While agapanthus don’t thrive in winter, you can move their pots and cover them during cool seasons to protect from the change of season. Come spring and summer, they’ll produce flowers in June, July and August, especially when placed in a sunny spot.
“Although Agapanthus are drought-tolerant, you’ll still need to water your pots at least a couple of times a week through the summer, and keep on top of their fertilizing schedule to help them maintain their color and lush foliage. I
It’s also important to mention that Agapanthus actually like to become root-bound, and don’t like to get re-potted into big or oversized pots.
Below are some plants that provide privacy for those wanting a secluded space.
Star Jasmine is a vine plant with evergreen foliage that can be trained to grow across a specific space.
Harryson said: “These plants grow with even coverage and clusters of flowers that will not drop in the winter, making these plants the perfect addition to a balcony.
“Star Jasmine can grow four to eight inches a year, meaning that these plants offer both privacy, and minimal maintenance.
“Whether planted in the ground, pots, or planters, Star Jasmine will thrive with lots of sunlight and a little water.
Snake Plants are described as “easy to care for and drought-resistant”, by Harryson, meaning they are ranked second among Planta’s top plants of 2021.
She said: “While Snake Plants are often kept indoors, they can thrive outside, too. They can also often maintain their attractive look even after weeks of neglect, and grow up to six feet tall, which makes them excellent, dense privacy screens.
“Snake Plants can thrive in both shaded and sunny conditions alike, and come in a variety of colors (Star Green and Starlight are exceptionally striking), meaning you can find whatever look works best for your space.

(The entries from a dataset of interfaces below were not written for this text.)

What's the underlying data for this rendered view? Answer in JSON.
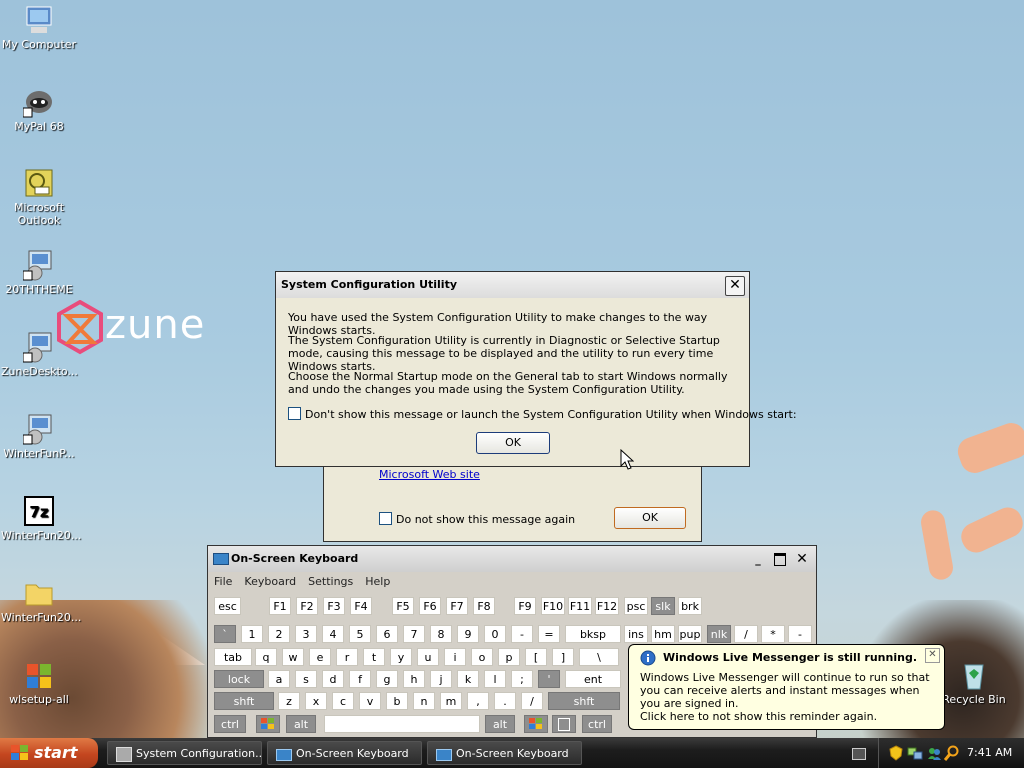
{
  "desktop": {
    "icons": [
      {
        "label": "My Computer",
        "icon": "my-computer-icon"
      },
      {
        "label": "MyPal 68",
        "icon": "raccoon-shortcut-icon"
      },
      {
        "label": "Microsoft Outlook",
        "icon": "outlook-icon"
      },
      {
        "label": "20THTHEME",
        "icon": "installer-package-icon"
      },
      {
        "label": "ZuneDeskto...",
        "icon": "installer-package-icon"
      },
      {
        "label": "WinterFunP...",
        "icon": "installer-package-icon"
      },
      {
        "label": "WinterFun20...",
        "icon": "7zip-archive-icon"
      },
      {
        "label": "WinterFun20...",
        "icon": "folder-icon"
      },
      {
        "label": "wlsetup-all",
        "icon": "windows-flag-icon"
      },
      {
        "label": "Recycle Bin",
        "icon": "recycle-bin-icon"
      }
    ],
    "wallpaper_logo": "zune"
  },
  "msconfig_dialog": {
    "title": "System Configuration Utility",
    "para1": "You have used the System Configuration Utility to make changes to the way Windows starts.",
    "para2": "The System Configuration Utility is currently in Diagnostic or Selective Startup mode, causing this message to be displayed and the utility to run every time Windows starts.",
    "para3": "Choose the Normal Startup mode on the General tab to start Windows normally and undo the changes you made using the System Configuration Utility.",
    "checkbox_label": "Don't show this message or launch the System Configuration Utility when Windows start:",
    "ok_label": "OK"
  },
  "behind_dialog": {
    "link": "Microsoft Web site",
    "checkbox_label": "Do not show this message again",
    "ok_label": "OK"
  },
  "osk": {
    "title": "On-Screen Keyboard",
    "menu": [
      "File",
      "Keyboard",
      "Settings",
      "Help"
    ],
    "rows": [
      [
        "esc",
        "F1",
        "F2",
        "F3",
        "F4",
        "F5",
        "F6",
        "F7",
        "F8",
        "F9",
        "F10",
        "F11",
        "F12",
        "psc",
        "slk",
        "brk"
      ],
      [
        "`",
        "1",
        "2",
        "3",
        "4",
        "5",
        "6",
        "7",
        "8",
        "9",
        "0",
        "-",
        "=",
        "bksp",
        "ins",
        "hm",
        "pup",
        "nlk",
        "/",
        "*",
        "-"
      ],
      [
        "tab",
        "q",
        "w",
        "e",
        "r",
        "t",
        "y",
        "u",
        "i",
        "o",
        "p",
        "[",
        "]",
        "\\"
      ],
      [
        "lock",
        "a",
        "s",
        "d",
        "f",
        "g",
        "h",
        "j",
        "k",
        "l",
        ";",
        "'",
        "ent"
      ],
      [
        "shft",
        "z",
        "x",
        "c",
        "v",
        "b",
        "n",
        "m",
        ",",
        ".",
        "/",
        "shft"
      ],
      [
        "ctrl",
        "alt",
        "alt",
        "ctrl"
      ]
    ]
  },
  "balloon": {
    "title": "Windows Live Messenger is still running.",
    "body": "Windows Live Messenger will continue to run so that you can receive alerts and instant messages when you are signed in.",
    "footer": "Click here to not show this reminder again."
  },
  "taskbar": {
    "start_label": "start",
    "tasks": [
      "System Configuration...",
      "On-Screen Keyboard",
      "On-Screen Keyboard"
    ],
    "clock": "7:41 AM"
  }
}
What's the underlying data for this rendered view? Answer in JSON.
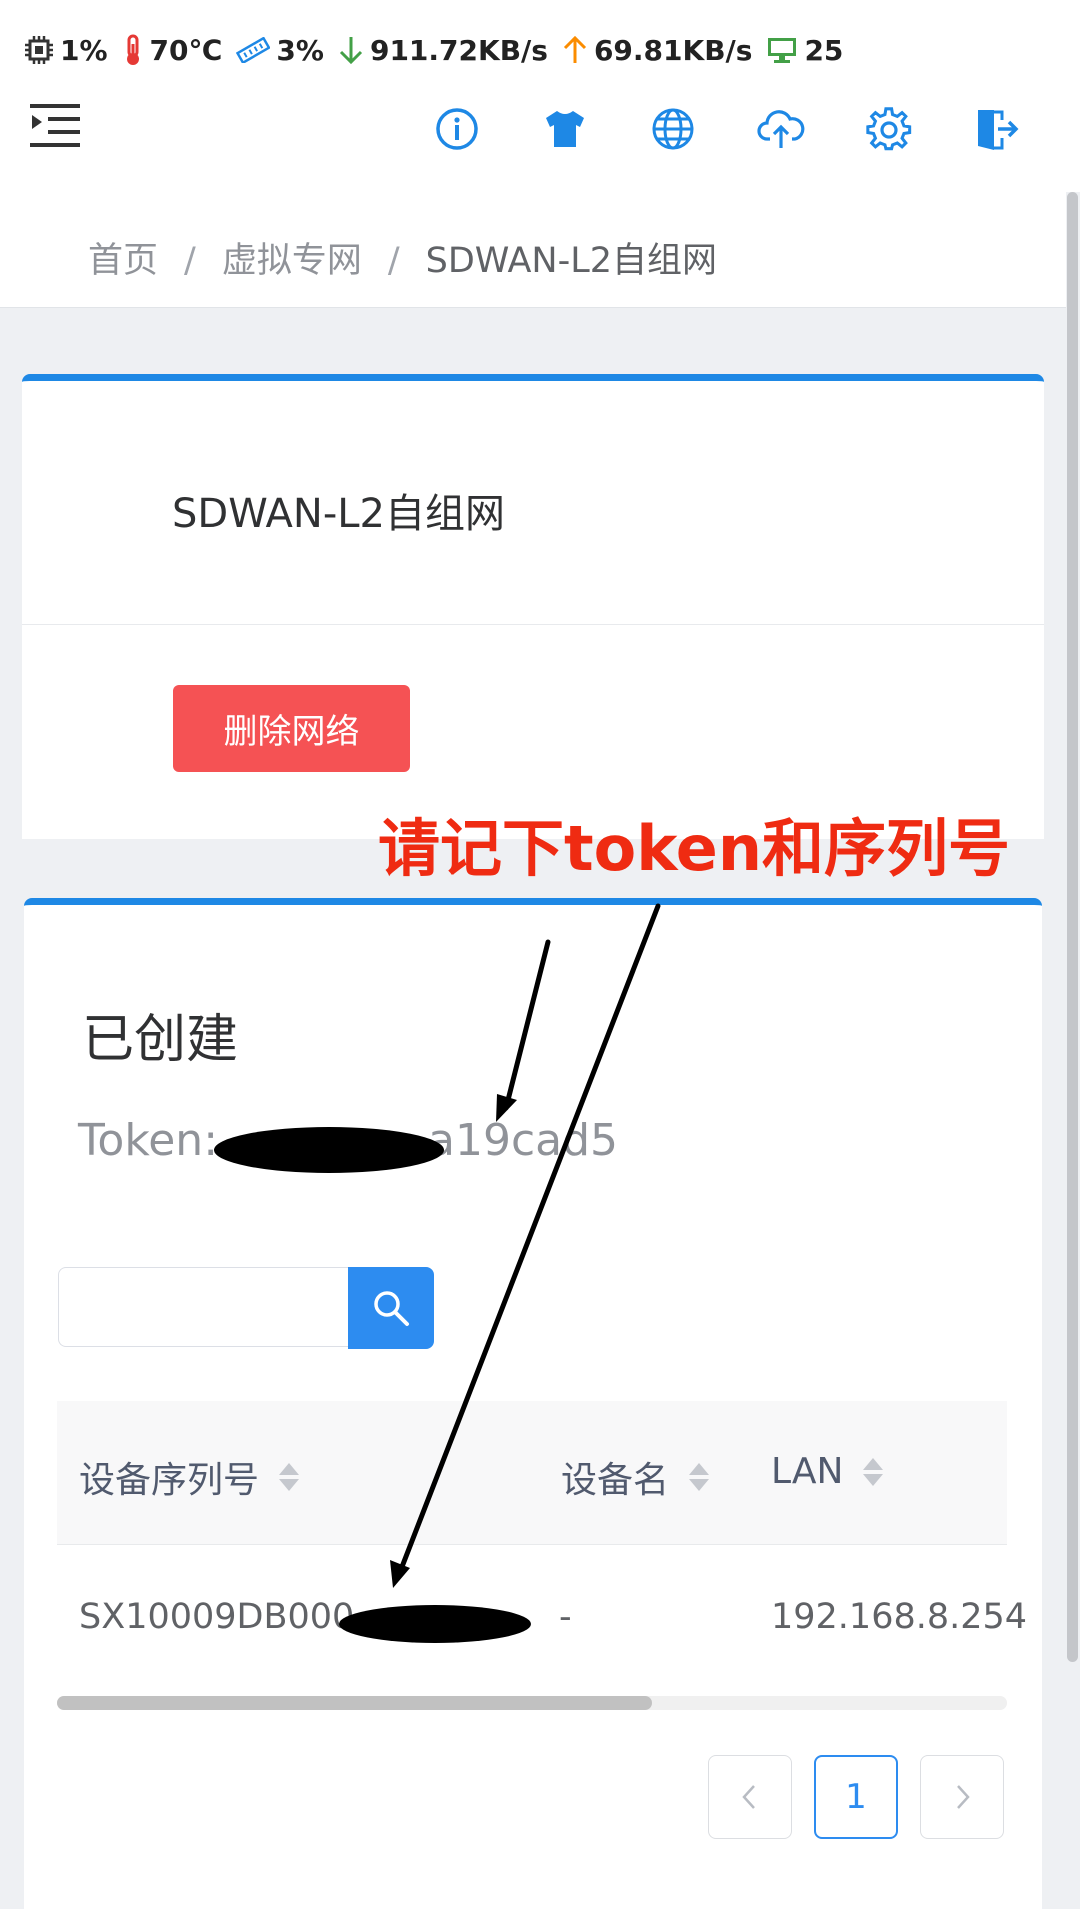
{
  "status_bar": {
    "cpu": "1%",
    "temperature": "70℃",
    "memory": "3%",
    "download": "911.72KB/s",
    "upload": "69.81KB/s",
    "clients": "25",
    "colors": {
      "temp": "#e53935",
      "mem": "#1e88e5",
      "down": "#43a047",
      "up": "#fb8c00",
      "clients": "#43a047"
    }
  },
  "header": {
    "menu_icon": "menu-indent-icon",
    "toolbar_icons": [
      "info-icon",
      "theme-shirt-icon",
      "globe-icon",
      "cloud-upload-icon",
      "gear-icon",
      "logout-icon"
    ],
    "accent": "#1e88e5"
  },
  "breadcrumb": [
    "首页",
    "虚拟专网",
    "SDWAN-L2自组网"
  ],
  "network_card": {
    "title": "SDWAN-L2自组网",
    "delete_button": "删除网络",
    "delete_color": "#f55254"
  },
  "created_card": {
    "title": "已创建",
    "token_label": "Token:",
    "token_visible_suffix": "a19cad5",
    "search": {
      "placeholder": "",
      "value": ""
    },
    "table": {
      "columns": [
        "设备序列号",
        "设备名",
        "LAN"
      ],
      "rows": [
        {
          "serial": "SX10009DB000",
          "name": "-",
          "lan": "192.168.8.254"
        }
      ]
    },
    "pagination": {
      "prev": "<",
      "current": "1",
      "next": ">"
    }
  },
  "annotation": {
    "text": "请记下token和序列号",
    "color": "#ef2b12"
  }
}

Areca palms, also known as butterfly or bamboo palms, are a perfect plant for beginners looking to flex their green thumbs.
Harryson said: “These plants love light, and make the perfect addition to balconies that get full sunlight. Areca palms reach up to 6.5 feet tall and can be nearly as wide, though smaller versions of this plant are less bulky and can work equally as well as a divider, while still allowing sunlight to filter through.
“Keep in mind that Areca palms don’t thrive in cold weather, and if you live somewhere with seasons, they will need to spend winter indoors.
“Additionally, Areca palms are both non-toxic to pets and work overtime as air purifiers, so you can feel extra confident bringing these beauties home.
Decking Your Balcony Garden
Richard Searle, project manager at Kettler, believes it is worth considering ” multifunctional furniture” when thinking of balcony garden ideas.
He told Newsweek: “Modular furniture is extremely flexible as it can be prefigured to fit a wide range of spaces and occasions.
“Weatherproof storage boxes can be left outside throughout the seasons and provide a fantastic solution for protecting outdoor cushions and accessories from the elements.
“Footstools can also offer additional seating for guests, extra storage and can be used as a coffee table for drinks and nibbles where there isn’t room for a larger dining table.
“It’s important to remember that there’s no such thing as one size fits all when it comes to finding the ideal furniture and storage solution, but with a wide range of styles and materials now on the market, there is something to suit every taste, budget and requirement.”